▶ **EXCERPTED RECORDS**:

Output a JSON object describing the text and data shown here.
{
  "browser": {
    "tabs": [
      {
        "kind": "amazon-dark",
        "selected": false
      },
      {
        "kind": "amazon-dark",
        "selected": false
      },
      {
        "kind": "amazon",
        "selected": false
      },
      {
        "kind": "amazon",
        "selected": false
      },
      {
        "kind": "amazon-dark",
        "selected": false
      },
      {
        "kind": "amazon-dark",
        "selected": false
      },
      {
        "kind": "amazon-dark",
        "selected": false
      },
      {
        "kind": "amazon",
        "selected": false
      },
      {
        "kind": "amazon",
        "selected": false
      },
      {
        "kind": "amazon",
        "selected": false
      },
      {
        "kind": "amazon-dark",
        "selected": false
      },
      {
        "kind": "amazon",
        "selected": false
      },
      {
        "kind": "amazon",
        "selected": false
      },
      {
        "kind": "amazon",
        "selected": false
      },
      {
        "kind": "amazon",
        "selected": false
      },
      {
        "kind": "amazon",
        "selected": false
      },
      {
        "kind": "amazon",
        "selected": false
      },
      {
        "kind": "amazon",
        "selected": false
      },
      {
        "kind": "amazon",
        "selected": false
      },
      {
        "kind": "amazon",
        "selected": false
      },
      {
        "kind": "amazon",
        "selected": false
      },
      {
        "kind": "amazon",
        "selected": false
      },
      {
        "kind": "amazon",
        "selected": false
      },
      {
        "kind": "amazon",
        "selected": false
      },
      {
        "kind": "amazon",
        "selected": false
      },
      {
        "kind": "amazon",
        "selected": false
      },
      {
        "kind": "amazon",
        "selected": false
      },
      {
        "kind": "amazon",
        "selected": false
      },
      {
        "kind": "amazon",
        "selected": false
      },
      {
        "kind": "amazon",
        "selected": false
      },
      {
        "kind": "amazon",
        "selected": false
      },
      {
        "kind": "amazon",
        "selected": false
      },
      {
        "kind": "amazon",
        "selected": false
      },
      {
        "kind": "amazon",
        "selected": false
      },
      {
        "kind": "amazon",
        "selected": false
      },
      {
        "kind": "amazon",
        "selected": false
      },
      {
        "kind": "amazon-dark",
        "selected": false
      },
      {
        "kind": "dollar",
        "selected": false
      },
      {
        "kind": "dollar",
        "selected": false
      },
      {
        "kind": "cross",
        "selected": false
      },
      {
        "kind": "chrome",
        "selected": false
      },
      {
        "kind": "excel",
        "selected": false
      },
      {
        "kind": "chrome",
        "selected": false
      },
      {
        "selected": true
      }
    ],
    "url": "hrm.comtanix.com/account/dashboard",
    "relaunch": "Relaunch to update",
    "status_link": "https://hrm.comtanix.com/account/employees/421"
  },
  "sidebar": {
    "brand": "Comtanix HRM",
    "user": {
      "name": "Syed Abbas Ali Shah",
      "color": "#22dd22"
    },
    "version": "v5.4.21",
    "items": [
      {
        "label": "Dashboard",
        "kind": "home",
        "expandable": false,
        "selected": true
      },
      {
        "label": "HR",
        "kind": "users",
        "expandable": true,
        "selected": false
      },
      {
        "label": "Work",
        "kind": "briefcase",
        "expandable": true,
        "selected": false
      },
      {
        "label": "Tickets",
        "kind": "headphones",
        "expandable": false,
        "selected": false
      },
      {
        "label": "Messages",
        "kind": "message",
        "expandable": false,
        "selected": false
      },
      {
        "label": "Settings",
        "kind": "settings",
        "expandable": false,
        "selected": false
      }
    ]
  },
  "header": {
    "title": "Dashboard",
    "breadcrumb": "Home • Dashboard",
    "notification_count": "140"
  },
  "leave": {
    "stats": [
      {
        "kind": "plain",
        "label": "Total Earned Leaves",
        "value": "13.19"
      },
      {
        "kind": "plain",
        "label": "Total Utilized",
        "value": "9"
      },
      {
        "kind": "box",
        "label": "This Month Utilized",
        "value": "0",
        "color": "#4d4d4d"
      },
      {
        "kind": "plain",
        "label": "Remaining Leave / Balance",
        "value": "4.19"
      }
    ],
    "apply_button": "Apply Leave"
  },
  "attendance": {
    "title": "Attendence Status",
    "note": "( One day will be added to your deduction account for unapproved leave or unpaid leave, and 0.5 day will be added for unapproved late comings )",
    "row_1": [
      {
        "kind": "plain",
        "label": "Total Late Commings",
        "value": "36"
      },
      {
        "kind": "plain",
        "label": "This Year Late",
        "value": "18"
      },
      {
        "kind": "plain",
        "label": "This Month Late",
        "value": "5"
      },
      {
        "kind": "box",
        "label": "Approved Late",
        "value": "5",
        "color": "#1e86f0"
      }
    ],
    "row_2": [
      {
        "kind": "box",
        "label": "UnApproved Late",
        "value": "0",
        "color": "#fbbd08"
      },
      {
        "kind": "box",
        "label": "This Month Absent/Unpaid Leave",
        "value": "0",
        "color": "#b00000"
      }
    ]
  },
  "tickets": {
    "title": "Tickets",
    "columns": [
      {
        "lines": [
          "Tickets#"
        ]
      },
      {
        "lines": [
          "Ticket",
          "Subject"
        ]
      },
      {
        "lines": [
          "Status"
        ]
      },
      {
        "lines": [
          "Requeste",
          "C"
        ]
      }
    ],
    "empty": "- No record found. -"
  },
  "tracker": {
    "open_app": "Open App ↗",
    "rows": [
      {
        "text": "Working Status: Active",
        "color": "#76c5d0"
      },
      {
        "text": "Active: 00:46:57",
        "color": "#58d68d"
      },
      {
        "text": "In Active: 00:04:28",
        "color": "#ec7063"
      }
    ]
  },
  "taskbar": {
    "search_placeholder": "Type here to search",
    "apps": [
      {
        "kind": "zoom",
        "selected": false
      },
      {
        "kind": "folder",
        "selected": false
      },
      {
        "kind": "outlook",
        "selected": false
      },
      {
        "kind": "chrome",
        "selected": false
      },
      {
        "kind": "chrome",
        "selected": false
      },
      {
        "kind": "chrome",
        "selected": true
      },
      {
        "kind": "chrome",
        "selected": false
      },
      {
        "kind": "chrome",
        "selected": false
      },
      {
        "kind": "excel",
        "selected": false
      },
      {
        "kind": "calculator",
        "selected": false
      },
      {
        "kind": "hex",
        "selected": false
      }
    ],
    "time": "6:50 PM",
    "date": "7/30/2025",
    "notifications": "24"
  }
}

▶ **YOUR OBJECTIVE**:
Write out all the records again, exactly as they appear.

▶ **TASK RESPONSE**:
Output a JSON object describing the text and data shown here.
{
  "browser": {
    "tabs": [
      {
        "kind": "amazon-dark",
        "selected": false
      },
      {
        "kind": "amazon-dark",
        "selected": false
      },
      {
        "kind": "amazon",
        "selected": false
      },
      {
        "kind": "amazon",
        "selected": false
      },
      {
        "kind": "amazon-dark",
        "selected": false
      },
      {
        "kind": "amazon-dark",
        "selected": false
      },
      {
        "kind": "amazon-dark",
        "selected": false
      },
      {
        "kind": "amazon",
        "selected": false
      },
      {
        "kind": "amazon",
        "selected": false
      },
      {
        "kind": "amazon",
        "selected": false
      },
      {
        "kind": "amazon-dark",
        "selected": false
      },
      {
        "kind": "amazon",
        "selected": false
      },
      {
        "kind": "amazon",
        "selected": false
      },
      {
        "kind": "amazon",
        "selected": false
      },
      {
        "kind": "amazon",
        "selected": false
      },
      {
        "kind": "amazon",
        "selected": false
      },
      {
        "kind": "amazon",
        "selected": false
      },
      {
        "kind": "amazon",
        "selected": false
      },
      {
        "kind": "amazon",
        "selected": false
      },
      {
        "kind": "amazon",
        "selected": false
      },
      {
        "kind": "amazon",
        "selected": false
      },
      {
        "kind": "amazon",
        "selected": false
      },
      {
        "kind": "amazon",
        "selected": false
      },
      {
        "kind": "amazon",
        "selected": false
      },
      {
        "kind": "amazon",
        "selected": false
      },
      {
        "kind": "amazon",
        "selected": false
      },
      {
        "kind": "amazon",
        "selected": false
      },
      {
        "kind": "amazon",
        "selected": false
      },
      {
        "kind": "amazon",
        "selected": false
      },
      {
        "kind": "amazon",
        "selected": false
      },
      {
        "kind": "amazon",
        "selected": false
      },
      {
        "kind": "amazon",
        "selected": false
      },
      {
        "kind": "amazon",
        "selected": false
      },
      {
        "kind": "amazon",
        "selected": false
      },
      {
        "kind": "amazon",
        "selected": false
      },
      {
        "kind": "amazon",
        "selected": false
      },
      {
        "kind": "amazon-dark",
        "selected": false
      },
      {
        "kind": "dollar",
        "selected": false
      },
      {
        "kind": "dollar",
        "selected": false
      },
      {
        "kind": "cross",
        "selected": false
      },
      {
        "kind": "chrome",
        "selected": false
      },
      {
        "kind": "excel",
        "selected": false
      },
      {
        "kind": "chrome",
        "selected": false
      },
      {
        "selected": true
      }
    ],
    "url": "hrm.comtanix.com/account/dashboard",
    "relaunch": "Relaunch to update",
    "status_link": "https://hrm.comtanix.com/account/employees/421"
  },
  "sidebar": {
    "brand": "Comtanix HRM",
    "user": {
      "name": "Syed Abbas Ali Shah",
      "color": "#22dd22"
    },
    "version": "v5.4.21",
    "items": [
      {
        "label": "Dashboard",
        "kind": "home",
        "expandable": false,
        "selected": true
      },
      {
        "label": "HR",
        "kind": "users",
        "expandable": true,
        "selected": false
      },
      {
        "label": "Work",
        "kind": "briefcase",
        "expandable": true,
        "selected": false
      },
      {
        "label": "Tickets",
        "kind": "headphones",
        "expandable": false,
        "selected": false
      },
      {
        "label": "Messages",
        "kind": "message",
        "expandable": false,
        "selected": false
      },
      {
        "label": "Settings",
        "kind": "settings",
        "expandable": false,
        "selected": false
      }
    ]
  },
  "header": {
    "title": "Dashboard",
    "breadcrumb": "Home • Dashboard",
    "notification_count": "140"
  },
  "leave": {
    "stats": [
      {
        "kind": "plain",
        "label": "Total Earned Leaves",
        "value": "13.19"
      },
      {
        "kind": "plain",
        "label": "Total Utilized",
        "value": "9"
      },
      {
        "kind": "box",
        "label": "This Month Utilized",
        "value": "0",
        "color": "#4d4d4d"
      },
      {
        "kind": "plain",
        "label": "Remaining Leave / Balance",
        "value": "4.19"
      }
    ],
    "apply_button": "Apply Leave"
  },
  "attendance": {
    "title": "Attendence Status",
    "note": "( One day will be added to your deduction account for unapproved leave or unpaid leave, and 0.5 day will be added for unapproved late comings )",
    "row_1": [
      {
        "kind": "plain",
        "label": "Total Late Commings",
        "value": "36"
      },
      {
        "kind": "plain",
        "label": "This Year Late",
        "value": "18"
      },
      {
        "kind": "plain",
        "label": "This Month Late",
        "value": "5"
      },
      {
        "kind": "box",
        "label": "Approved Late",
        "value": "5",
        "color": "#1e86f0"
      }
    ],
    "row_2": [
      {
        "kind": "box",
        "label": "UnApproved Late",
        "value": "0",
        "color": "#fbbd08"
      },
      {
        "kind": "box",
        "label": "This Month Absent/Unpaid Leave",
        "value": "0",
        "color": "#b00000"
      }
    ]
  },
  "tickets": {
    "title": "Tickets",
    "columns": [
      {
        "lines": [
          "Tickets#"
        ]
      },
      {
        "lines": [
          "Ticket",
          "Subject"
        ]
      },
      {
        "lines": [
          "Status"
        ]
      },
      {
        "lines": [
          "Requeste",
          "C"
        ]
      }
    ],
    "empty": "- No record found. -"
  },
  "tracker": {
    "open_app": "Open App ↗",
    "rows": [
      {
        "text": "Working Status: Active",
        "color": "#76c5d0"
      },
      {
        "text": "Active: 00:46:57",
        "color": "#58d68d"
      },
      {
        "text": "In Active: 00:04:28",
        "color": "#ec7063"
      }
    ]
  },
  "taskbar": {
    "search_placeholder": "Type here to search",
    "apps": [
      {
        "kind": "zoom",
        "selected": false
      },
      {
        "kind": "folder",
        "selected": false
      },
      {
        "kind": "outlook",
        "selected": false
      },
      {
        "kind": "chrome",
        "selected": false
      },
      {
        "kind": "chrome",
        "selected": false
      },
      {
        "kind": "chrome",
        "selected": true
      },
      {
        "kind": "chrome",
        "selected": false
      },
      {
        "kind": "chrome",
        "selected": false
      },
      {
        "kind": "excel",
        "selected": false
      },
      {
        "kind": "calculator",
        "selected": false
      },
      {
        "kind": "hex",
        "selected": false
      }
    ],
    "time": "6:50 PM",
    "date": "7/30/2025",
    "notifications": "24"
  }
}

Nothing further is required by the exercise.